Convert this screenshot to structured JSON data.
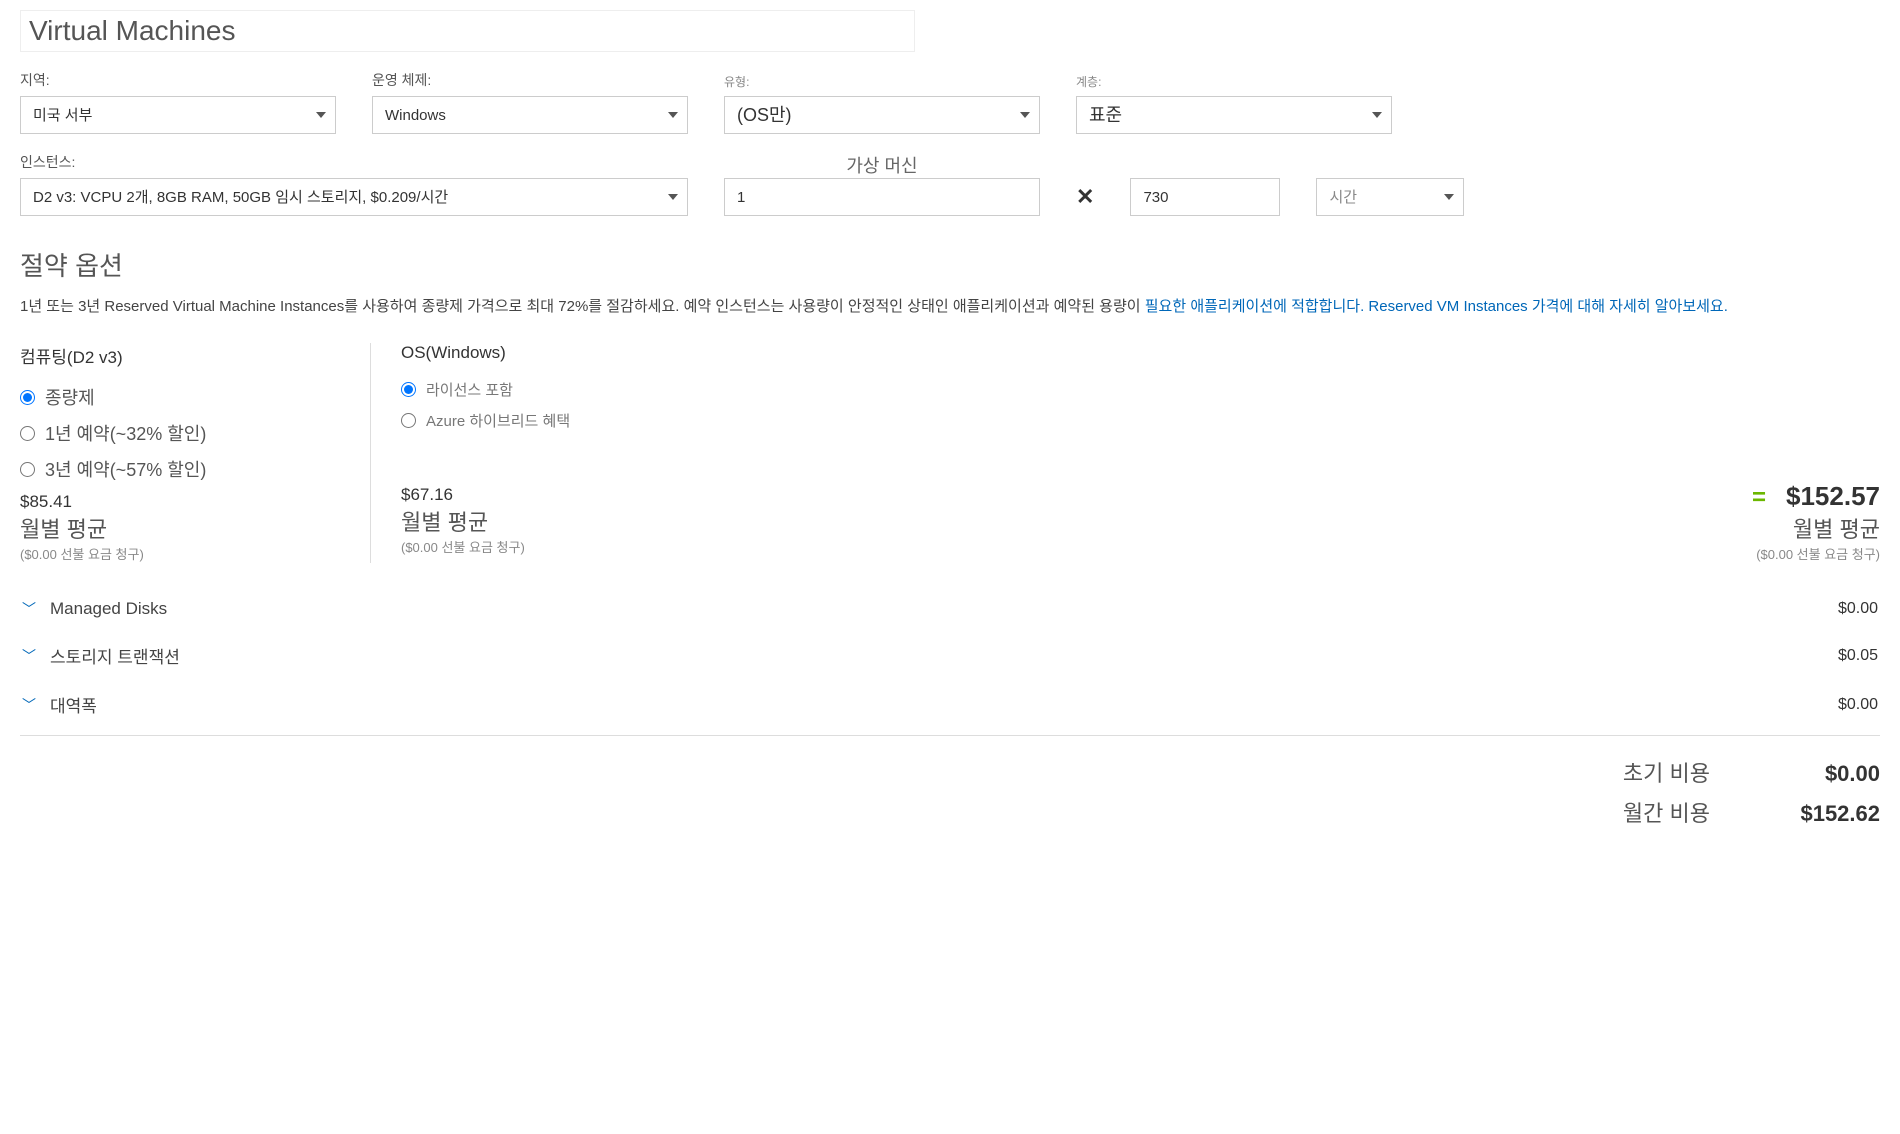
{
  "title": "Virtual Machines",
  "fields": {
    "region": {
      "label": "지역:",
      "value": "미국 서부"
    },
    "os": {
      "label": "운영 체제:",
      "value": "Windows"
    },
    "type": {
      "label": "유형:",
      "value": "(OS만)"
    },
    "tier": {
      "label": "계층:",
      "value": "표준"
    },
    "instance": {
      "label": "인스턴스:",
      "value": "D2 v3: VCPU 2개, 8GB RAM, 50GB 임시 스토리지, $0.209/시간"
    },
    "vm_header": "가상 머신",
    "vm_count": "1",
    "hours": "730",
    "time_unit": "시간"
  },
  "savings": {
    "title": "절약 옵션",
    "desc_part1": "1년 또는 3년 Reserved Virtual Machine Instances를 사용하여 종량제 가격으로 최대 72%를 절감하세요. 예약 인스턴스는 사용량이 안정적인 상태인 애플리케이션과 예약된 용량이 ",
    "desc_part2": "필요한 애플리케이션에 적합합니다. Reserved VM Instances 가격에 대해 자세히 알아보세요.",
    "compute": {
      "title": "컴퓨팅(D2 v3)",
      "options": {
        "payg": "종량제",
        "y1": "1년 예약(~32% 할인)",
        "y3": "3년 예약(~57% 할인)"
      },
      "price": "$85.41",
      "price_label": "월별 평균",
      "price_sub": "($0.00 선불 요금 청구)"
    },
    "os": {
      "title": "OS(Windows)",
      "options": {
        "included": "라이선스 포함",
        "hybrid": "Azure 하이브리드 혜택"
      },
      "price": "$67.16",
      "price_label": "월별 평균",
      "price_sub": "($0.00 선불 요금 청구)"
    },
    "total": {
      "value": "$152.57",
      "label": "월별 평균",
      "sub": "($0.00 선불 요금 청구)"
    }
  },
  "expandables": {
    "disks": {
      "label": "Managed Disks",
      "price": "$0.00"
    },
    "storage": {
      "label": "스토리지 트랜잭션",
      "price": "$0.05"
    },
    "bandwidth": {
      "label": "대역폭",
      "price": "$0.00"
    }
  },
  "summary": {
    "upfront": {
      "label": "초기 비용",
      "value": "$0.00"
    },
    "monthly": {
      "label": "월간 비용",
      "value": "$152.62"
    }
  }
}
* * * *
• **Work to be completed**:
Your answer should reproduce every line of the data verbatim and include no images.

• **Response to the exercise**:
Convert this screenshot to structured JSON data.
{
  "title": "Virtual Machines",
  "fields": {
    "region": {
      "label": "지역:",
      "value": "미국 서부"
    },
    "os": {
      "label": "운영 체제:",
      "value": "Windows"
    },
    "type": {
      "label": "유형:",
      "value": "(OS만)"
    },
    "tier": {
      "label": "계층:",
      "value": "표준"
    },
    "instance": {
      "label": "인스턴스:",
      "value": "D2 v3: VCPU 2개, 8GB RAM, 50GB 임시 스토리지, $0.209/시간"
    },
    "vm_header": "가상 머신",
    "vm_count": "1",
    "hours": "730",
    "time_unit": "시간"
  },
  "savings": {
    "title": "절약 옵션",
    "desc_part1": "1년 또는 3년 Reserved Virtual Machine Instances를 사용하여 종량제 가격으로 최대 72%를 절감하세요. 예약 인스턴스는 사용량이 안정적인 상태인 애플리케이션과 예약된 용량이 ",
    "desc_part2": "필요한 애플리케이션에 적합합니다. Reserved VM Instances 가격에 대해 자세히 알아보세요.",
    "compute": {
      "title": "컴퓨팅(D2 v3)",
      "options": {
        "payg": "종량제",
        "y1": "1년 예약(~32% 할인)",
        "y3": "3년 예약(~57% 할인)"
      },
      "price": "$85.41",
      "price_label": "월별 평균",
      "price_sub": "($0.00 선불 요금 청구)"
    },
    "os": {
      "title": "OS(Windows)",
      "options": {
        "included": "라이선스 포함",
        "hybrid": "Azure 하이브리드 혜택"
      },
      "price": "$67.16",
      "price_label": "월별 평균",
      "price_sub": "($0.00 선불 요금 청구)"
    },
    "total": {
      "value": "$152.57",
      "label": "월별 평균",
      "sub": "($0.00 선불 요금 청구)"
    }
  },
  "expandables": {
    "disks": {
      "label": "Managed Disks",
      "price": "$0.00"
    },
    "storage": {
      "label": "스토리지 트랜잭션",
      "price": "$0.05"
    },
    "bandwidth": {
      "label": "대역폭",
      "price": "$0.00"
    }
  },
  "summary": {
    "upfront": {
      "label": "초기 비용",
      "value": "$0.00"
    },
    "monthly": {
      "label": "월간 비용",
      "value": "$152.62"
    }
  }
}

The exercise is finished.